Mining Intelligence reveals the latest top ten list ranking the world’s biggest diamond mines
The diamond industry was one of the winners as the economy rebounded from the pandemic. Consumer demand for diamond jewelry grew, while supply remained constrained.
This year, the $80bn industry saw more turmoil as cutters, polishers and traders hunted for ways to keep buying from Russia — Russian miner Alrosa accounts for about a third of global rough-diamond supply. The sudden shortage of stones sent diamond prices surging, but Alrosa PJSC has revived exports to near pre-war levels.

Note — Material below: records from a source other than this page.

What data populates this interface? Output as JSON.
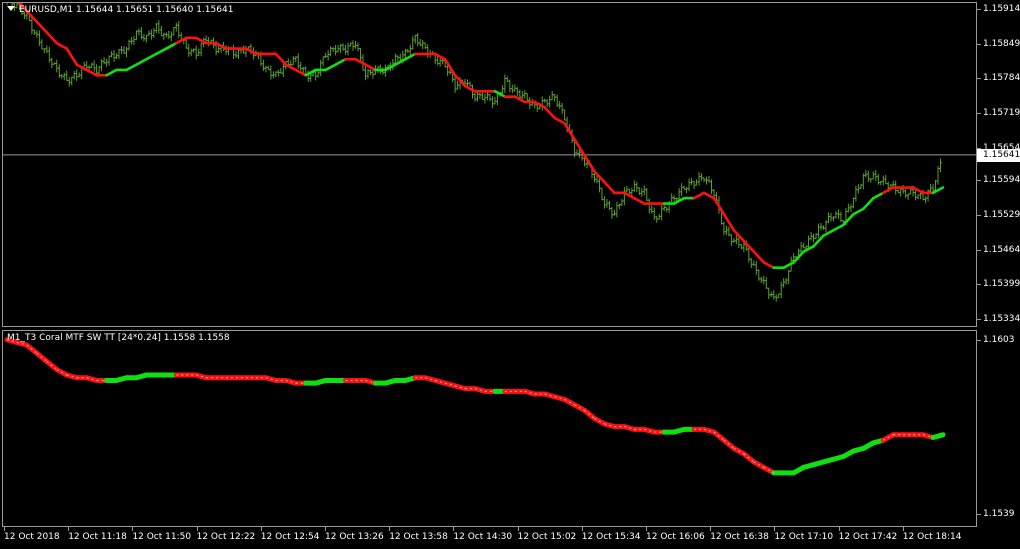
{
  "main_pane": {
    "label": "EURUSD,M1  1.15644 1.15651 1.15640 1.15641",
    "y_ticks": [
      "1.15914",
      "1.15849",
      "1.15784",
      "1.15719",
      "1.15654",
      "1.15594",
      "1.15529",
      "1.15464",
      "1.15399",
      "1.15334"
    ],
    "current_price": "1.15641"
  },
  "indicator_pane": {
    "label": "M1_T3 Coral MTF SW TT [24*0.24] 1.1558 1.1558",
    "y_ticks": [
      "1.1603",
      "1.1539"
    ]
  },
  "x_ticks": [
    "12 Oct 2018",
    "12 Oct 11:18",
    "12 Oct 11:50",
    "12 Oct 12:22",
    "12 Oct 12:54",
    "12 Oct 13:26",
    "12 Oct 13:58",
    "12 Oct 14:30",
    "12 Oct 15:02",
    "12 Oct 15:34",
    "12 Oct 16:06",
    "12 Oct 16:38",
    "12 Oct 17:10",
    "12 Oct 17:42",
    "12 Oct 18:14"
  ],
  "colors": {
    "background": "#000000",
    "bars": "#5aa02c",
    "coral_down": "#ff1010",
    "coral_up": "#10e010",
    "price_line": "#9a9a9a",
    "text": "#ffffff"
  },
  "chart_data": [
    {
      "type": "line",
      "title": "EURUSD,M1",
      "ylim": [
        1.15334,
        1.15914
      ],
      "series": [
        {
          "name": "T3 Coral",
          "x": [
            0,
            10,
            20,
            30,
            40,
            50,
            60,
            70,
            80,
            90,
            100,
            110,
            120,
            130,
            140,
            150,
            160,
            170,
            180,
            190,
            200,
            210,
            220,
            230,
            240,
            250,
            260,
            270,
            280,
            290,
            300,
            310,
            320,
            330,
            340,
            350,
            360,
            370,
            380,
            390,
            400,
            410,
            420,
            430,
            440,
            450,
            460,
            470,
            480,
            490,
            500,
            510,
            520,
            530,
            540,
            550,
            560,
            570,
            580,
            590,
            600,
            610,
            620,
            630,
            640,
            650,
            660,
            670,
            680,
            690,
            700,
            710,
            720,
            730,
            740,
            750,
            760,
            770,
            780,
            790,
            800,
            810,
            820,
            830,
            840,
            850,
            860,
            870,
            880,
            890,
            900,
            910,
            920,
            930,
            940
          ],
          "values": [
            1.1595,
            1.1593,
            1.1591,
            1.1589,
            1.1587,
            1.1585,
            1.1584,
            1.1581,
            1.158,
            1.1579,
            1.1579,
            1.158,
            1.158,
            1.1581,
            1.1582,
            1.1583,
            1.1584,
            1.1585,
            1.1586,
            1.1586,
            1.1585,
            1.1585,
            1.1584,
            1.1584,
            1.1584,
            1.1583,
            1.1583,
            1.1583,
            1.1581,
            1.158,
            1.1579,
            1.158,
            1.158,
            1.1581,
            1.1582,
            1.1582,
            1.1581,
            1.158,
            1.158,
            1.1581,
            1.1582,
            1.1583,
            1.1583,
            1.1583,
            1.1582,
            1.1579,
            1.1577,
            1.1576,
            1.1576,
            1.1576,
            1.1575,
            1.1575,
            1.1574,
            1.1574,
            1.1573,
            1.1571,
            1.157,
            1.1567,
            1.1564,
            1.1561,
            1.1559,
            1.1557,
            1.1557,
            1.1556,
            1.1555,
            1.1555,
            1.1555,
            1.1555,
            1.1556,
            1.1556,
            1.1557,
            1.1556,
            1.1553,
            1.155,
            1.1548,
            1.1546,
            1.1544,
            1.1543,
            1.1543,
            1.1544,
            1.1546,
            1.1547,
            1.1549,
            1.155,
            1.1551,
            1.1553,
            1.1554,
            1.1556,
            1.1557,
            1.1558,
            1.1558,
            1.1558,
            1.1557,
            1.1557,
            1.1558
          ],
          "trend": [
            "down",
            "down",
            "down",
            "down",
            "down",
            "down",
            "down",
            "down",
            "down",
            "down",
            "down",
            "up",
            "up",
            "up",
            "up",
            "up",
            "up",
            "up",
            "down",
            "down",
            "down",
            "down",
            "down",
            "down",
            "down",
            "down",
            "down",
            "down",
            "down",
            "down",
            "down",
            "up",
            "up",
            "up",
            "up",
            "down",
            "down",
            "down",
            "up",
            "up",
            "up",
            "up",
            "down",
            "down",
            "down",
            "down",
            "down",
            "down",
            "down",
            "down",
            "up",
            "down",
            "down",
            "down",
            "down",
            "down",
            "down",
            "down",
            "down",
            "down",
            "down",
            "down",
            "down",
            "down",
            "down",
            "down",
            "down",
            "up",
            "up",
            "up",
            "down",
            "down",
            "down",
            "down",
            "down",
            "down",
            "down",
            "down",
            "up",
            "up",
            "up",
            "up",
            "up",
            "up",
            "up",
            "up",
            "up",
            "up",
            "up",
            "down",
            "down",
            "down",
            "down",
            "down",
            "up"
          ]
        },
        {
          "name": "EURUSD close",
          "x": [
            0,
            10,
            20,
            30,
            40,
            50,
            60,
            70,
            80,
            90,
            100,
            110,
            120,
            130,
            140,
            150,
            160,
            170,
            180,
            190,
            200,
            210,
            220,
            230,
            240,
            250,
            260,
            270,
            280,
            290,
            300,
            310,
            320,
            330,
            340,
            350,
            360,
            370,
            380,
            390,
            400,
            410,
            420,
            430,
            440,
            450,
            460,
            470,
            480,
            490,
            500,
            510,
            520,
            530,
            540,
            550,
            560,
            570,
            580,
            590,
            600,
            610,
            620,
            630,
            640,
            650,
            660,
            670,
            680,
            690,
            700,
            710,
            720,
            730,
            740,
            750,
            760,
            770,
            780,
            790,
            800,
            810,
            820,
            830,
            840,
            850,
            860,
            870,
            880,
            890,
            900,
            910,
            920,
            930,
            940
          ],
          "values": [
            1.1593,
            1.1592,
            1.159,
            1.1586,
            1.1583,
            1.158,
            1.1578,
            1.1579,
            1.1581,
            1.158,
            1.1582,
            1.1583,
            1.1584,
            1.1587,
            1.1586,
            1.1588,
            1.1586,
            1.1588,
            1.1584,
            1.1583,
            1.1586,
            1.1584,
            1.1584,
            1.1583,
            1.1584,
            1.1583,
            1.158,
            1.1579,
            1.1581,
            1.1582,
            1.1579,
            1.1579,
            1.1583,
            1.1584,
            1.1584,
            1.1585,
            1.1579,
            1.158,
            1.158,
            1.1582,
            1.1583,
            1.1586,
            1.1584,
            1.1582,
            1.1581,
            1.1577,
            1.1578,
            1.1575,
            1.1575,
            1.1574,
            1.1578,
            1.1576,
            1.1575,
            1.1573,
            1.1574,
            1.1575,
            1.1571,
            1.1565,
            1.1563,
            1.156,
            1.1555,
            1.1553,
            1.1557,
            1.1558,
            1.1557,
            1.1552,
            1.1554,
            1.1556,
            1.1558,
            1.1559,
            1.156,
            1.1557,
            1.155,
            1.1548,
            1.1547,
            1.1543,
            1.154,
            1.1537,
            1.154,
            1.1545,
            1.1547,
            1.1549,
            1.1551,
            1.1553,
            1.1552,
            1.1556,
            1.156,
            1.156,
            1.1559,
            1.1558,
            1.1557,
            1.1557,
            1.1556,
            1.1558,
            1.1564
          ]
        }
      ]
    },
    {
      "type": "line",
      "title": "M1_T3 Coral MTF SW TT [24*0.24]",
      "ylim": [
        1.1537,
        1.1604
      ],
      "series": [
        {
          "name": "T3 Coral",
          "x": [
            0,
            10,
            20,
            30,
            40,
            50,
            60,
            70,
            80,
            90,
            100,
            110,
            120,
            130,
            140,
            150,
            160,
            170,
            180,
            190,
            200,
            210,
            220,
            230,
            240,
            250,
            260,
            270,
            280,
            290,
            300,
            310,
            320,
            330,
            340,
            350,
            360,
            370,
            380,
            390,
            400,
            410,
            420,
            430,
            440,
            450,
            460,
            470,
            480,
            490,
            500,
            510,
            520,
            530,
            540,
            550,
            560,
            570,
            580,
            590,
            600,
            610,
            620,
            630,
            640,
            650,
            660,
            670,
            680,
            690,
            700,
            710,
            720,
            730,
            740,
            750,
            760,
            770,
            780,
            790,
            800,
            810,
            820,
            830,
            840,
            850,
            860,
            870,
            880,
            890,
            900,
            910,
            920,
            930,
            940
          ],
          "values": [
            1.1603,
            1.1602,
            1.1601,
            1.1598,
            1.1595,
            1.1592,
            1.159,
            1.1589,
            1.1589,
            1.1588,
            1.1588,
            1.1588,
            1.1589,
            1.1589,
            1.159,
            1.159,
            1.159,
            1.159,
            1.159,
            1.159,
            1.1589,
            1.1589,
            1.1589,
            1.1589,
            1.1589,
            1.1589,
            1.1589,
            1.1588,
            1.1588,
            1.1587,
            1.1587,
            1.1587,
            1.1588,
            1.1588,
            1.1588,
            1.1588,
            1.1588,
            1.1587,
            1.1587,
            1.1588,
            1.1588,
            1.1589,
            1.1589,
            1.1588,
            1.1587,
            1.1586,
            1.1585,
            1.1585,
            1.1584,
            1.1584,
            1.1584,
            1.1584,
            1.1584,
            1.1583,
            1.1583,
            1.1582,
            1.1581,
            1.1579,
            1.1577,
            1.1574,
            1.1572,
            1.1571,
            1.1571,
            1.157,
            1.157,
            1.1569,
            1.1569,
            1.1569,
            1.157,
            1.157,
            1.157,
            1.1569,
            1.1566,
            1.1563,
            1.1561,
            1.1558,
            1.1556,
            1.1554,
            1.1554,
            1.1554,
            1.1556,
            1.1557,
            1.1558,
            1.1559,
            1.156,
            1.1562,
            1.1563,
            1.1565,
            1.1566,
            1.1568,
            1.1568,
            1.1568,
            1.1568,
            1.1567,
            1.1568
          ],
          "trend": [
            "down",
            "down",
            "down",
            "down",
            "down",
            "down",
            "down",
            "down",
            "down",
            "down",
            "down",
            "up",
            "up",
            "up",
            "up",
            "up",
            "up",
            "up",
            "down",
            "down",
            "down",
            "down",
            "down",
            "down",
            "down",
            "down",
            "down",
            "down",
            "down",
            "down",
            "down",
            "up",
            "up",
            "up",
            "up",
            "down",
            "down",
            "down",
            "up",
            "up",
            "up",
            "up",
            "down",
            "down",
            "down",
            "down",
            "down",
            "down",
            "down",
            "down",
            "up",
            "down",
            "down",
            "down",
            "down",
            "down",
            "down",
            "down",
            "down",
            "down",
            "down",
            "down",
            "down",
            "down",
            "down",
            "down",
            "down",
            "up",
            "up",
            "up",
            "down",
            "down",
            "down",
            "down",
            "down",
            "down",
            "down",
            "down",
            "up",
            "up",
            "up",
            "up",
            "up",
            "up",
            "up",
            "up",
            "up",
            "up",
            "up",
            "down",
            "down",
            "down",
            "down",
            "down",
            "up"
          ]
        }
      ]
    }
  ]
}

Using data compiled by Mining Intelligence, the latest top ten list ranks the world’s biggest diamond mines, delineated by carat production for Q1-Q3 2022 (kct) and estimated value (USD million) The estimated value is based on average historic annualized price per carat.
“A place of small stones” tops the list for production with 10,319 kct. Located in southern Botswana, the Jwaneng pipe was first discovered in 1972, and became operational a decade later. The Jwaneng mine falls under the Anglo American portfolio operated by Debswana, a partnership between the De Beers company and the government of Botswana.
One of four Debswana operations in Botswana, Orapa, meaning “resting place for lions”, is the world’s largest diamond mine measured by area and number 2 with 8,033 kct. Currently, Orapa is mining at a depth of 305 metres and is expected to reach 350 metres by 2026.
The biggest diamond mine owned by Alrosa, Udachny ranked number 3 with 4,649 kct. Located in the Sakha Republic region of Russia, outside the Arctic circle. At a depth of more than 630 metres, Udachny is currently the third deepest open-pit mine in the world (after Bingham Canyon Mine and Chuquicamata).
Anglo’s mine in South Africa is number 4, producing 4,567 kct. Venetia mine was designed as an open pit, and in 2013, an underground extension project began extending the mine life to 2046.
Alrosa’s mine in Yakutia, Russia is number 5 on the list, producing 3,616 kct. in 2019, Alrosa found a Matryoshka-style stone in Nyurba, the first in diamond mining history.
The richest diamond mine in the world in terms of value, estimated at $1.25 billion, with an average historic annualized price at $121.5 per carat.
Second place for value as well, estimated at $976 million, and neck and neck with Jwaneng with an average historic annualized price at $121.5 per carat.
Swapped 4th place in production for third place in value, estimated at $425 million and an average historic annualized price at $93 per carat.
Number 3 for production, ranked number 4 for value, estimated at $404 million and with an average historic annualized price at $87 per carat.
Owned by Rio Tinto, makes an appearance as number 5 in terms of value, estimated at $394 million and with an average historic annualized price at $118.2 per carat.